What Mullen does have going for him is a trio of awesome running backs. Even with Malik Davis out, the Gators are still loaded here. Dameon Pierce has drawn high praise this offseason, and gave a quick demonstration of why drew that high praise in the first place by breaking off a 68 yard touchdown to cap the Gators’ 48-10 rout of Colorado State. And Pierce is the least established back. Jordan Scarlett and LaMical Perine are both in their third years at Florida, having repeatedly exhibited what they’re capable of throughout their first two. Pierce can spell Davis in terms of explosiveness, and Perine and Scarlett can batter the suspiciously weak Tennessee defense all day.
While true, Florida’s offensive line has largely underwhelmed this year, it’s marginally better in the running game than it is in pass protection. There’s a logical component to that, too. Run blocking requires linemen to fire off the snap and explode into their defender, pushing him back and creating a hole. Block well for about four seconds, and you’re done, as within four seconds of the snap, Scarlett, Perine or Pierce has found a hole and is tearing through it. But pass blocking requires much more diligence and awareness than this line has demonstrated to possess so far, not to mention having to keep defenders at bay for longer while the QB goes through his progressions. And it gets harder with a bad quarterback for several reasons, not the least of which is the shared internal annoyance among the offensive linemen- though they’d be bad teammates to ever admit this, so they never should- that they can block incredibly well for seven seconds on every snap only for the QB to make bad decision and so they have nothing to show for their entire body of work over the course of a game.
That’s not to say Florida can completely hide Franks. There’s likely going to come a time where he’s going to need to make a play, with his arm, to make something happen. And Franks is still going to have to make that play in order for Florida to win. But the only involvement in this game Franks should have is when it’s an obvious passing down. Often, coaches will try to get a struggling QB some confidence by warming him up with some soft, easy flare or screen passes. Franks can’t even hit those passes. So while he can’t just do nothing, the less he does with the football, the better off the Gators will be.

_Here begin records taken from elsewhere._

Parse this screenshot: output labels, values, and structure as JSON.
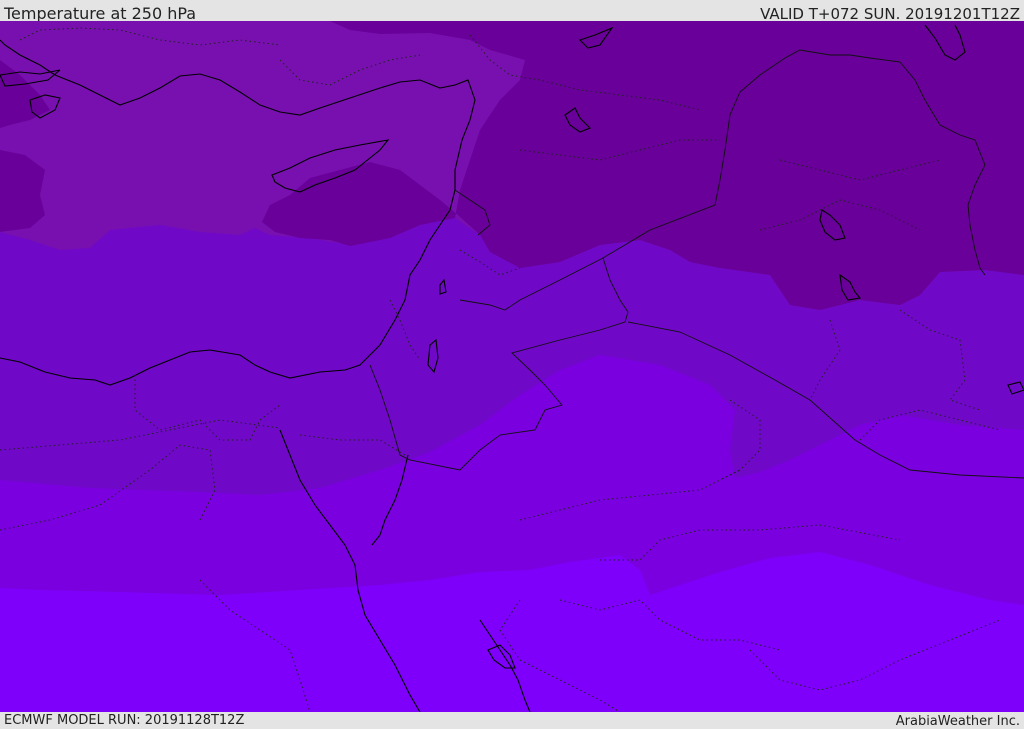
{
  "header": {
    "title": "Temperature at 250 hPa",
    "valid": "VALID T+072 SUN. 20191201T12Z"
  },
  "footer": {
    "model_run": "ECMWF MODEL RUN: 20191128T12Z",
    "credit": "ArabiaWeather Inc."
  },
  "map": {
    "temperature_bands": [
      {
        "color": "#680099"
      },
      {
        "color": "#7810b0"
      },
      {
        "color": "#7008c8"
      },
      {
        "color": "#7a00e0"
      },
      {
        "color": "#7e00fa"
      }
    ],
    "coastline_color": "#000000",
    "border_style": "dotted"
  }
}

That all sounds harsh, I know. And because of that, I have to now issue my standard, almost daily statement that it’s nothing personal against him whatsoever. But my concern isn’t to sugarcoat things. My concern is to win the game. And the Gators have no chance- repeat, no chance- to win if Franks throws the ball 30 times in this (or any) game. They have a solid chance, though, if they can establish the running game behind their offensive line.
If the Gators can do this, and beat Tennessee, then Feleipe Franks will have his first ever road win* as a collegiate quarterback. And I’ll bet that he’d be the first to tell you that’s all he wants.
*Franks started last year’s road game against Kentucky, but was benched by Jim McElwain with the Gators down 27-14 in the third quarter. Luke Del Rio subsequently came on and guided Florida back to a 28-27 victory. Del Rio, not Franks, gets the credit for that win.